Bertelsmann Stiftung, Humboldt Institute for Internet and Society (ed.)

Cathleen Berger, Charlotte Freihse, Vincent Hofmann, Matthias C. Kettemann, Katharina Mosene

The EU Elections 2024: How to build resilience against disinformation campaigns on social platforms

Impulse #5

Format Type
Date of publication
1. edition
13 pages, PDF


Free of charge


The upcoming 2024 EU elections present an important moment for digital campaigning, the governance of online discourses – and the overall future of Europe. A key challenge will come in the form of disinformation campaigns, hate speech and attempts to manipulate public debates. The risk is that citizens may turn skeptical and distrusting towards democratic processes, public discourses and Europe‘s political institutions. And this risk is real: Recent forsa surveys, commissioned by the Media Authority of North Rhine-Westphalia, delved into the influence of digital disinformation, especially in the context of elections. They found that 54 % of internet users encounter politically-driven disinformation at least occasionally. 

A staggering 85 % believe that such disinformation can jeopardise democratic processes. There is good news however: Contrary to popular belief, research shows that disinformation is not swaying opinions in large numbers and that users are growing increasingly successful at spotting such misleading or false content, even if they could be encouraged to report it more regularly and actively.

Related projects

Cover Upgrade Democracy

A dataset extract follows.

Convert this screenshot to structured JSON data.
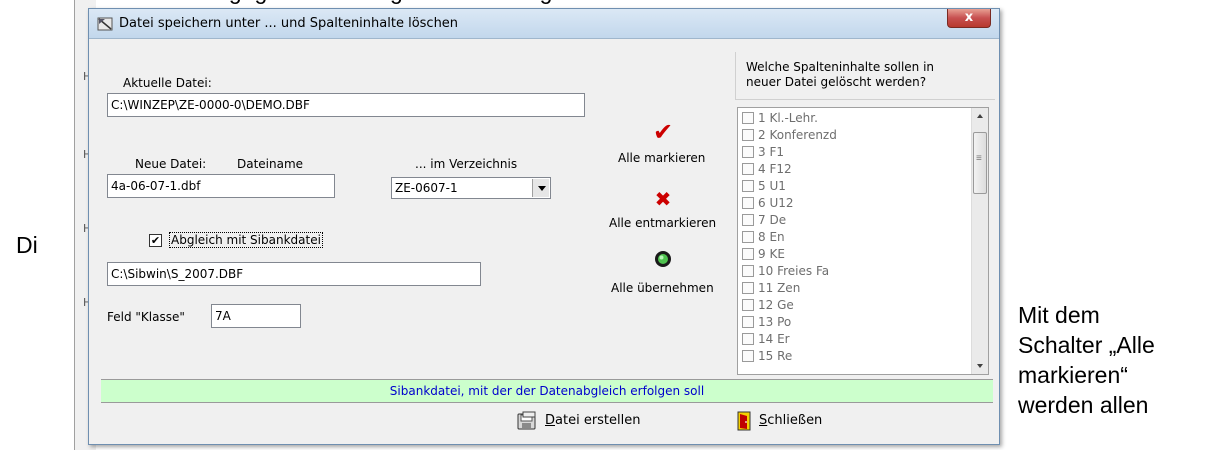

Democracy is changing, not least in digital spaces. We mustn’t passively standby but get active. It is time for an upgrade for public discourse (societal level), infrastructures (systemic level), and foresight capabilities (political level). In our project “Upgrade Democracy”, we build bridges between diverse, international actors and disseminate solutions that successfully counter disinformation in their respective contexts and/or innovatively use digital tools to strengthen democracy.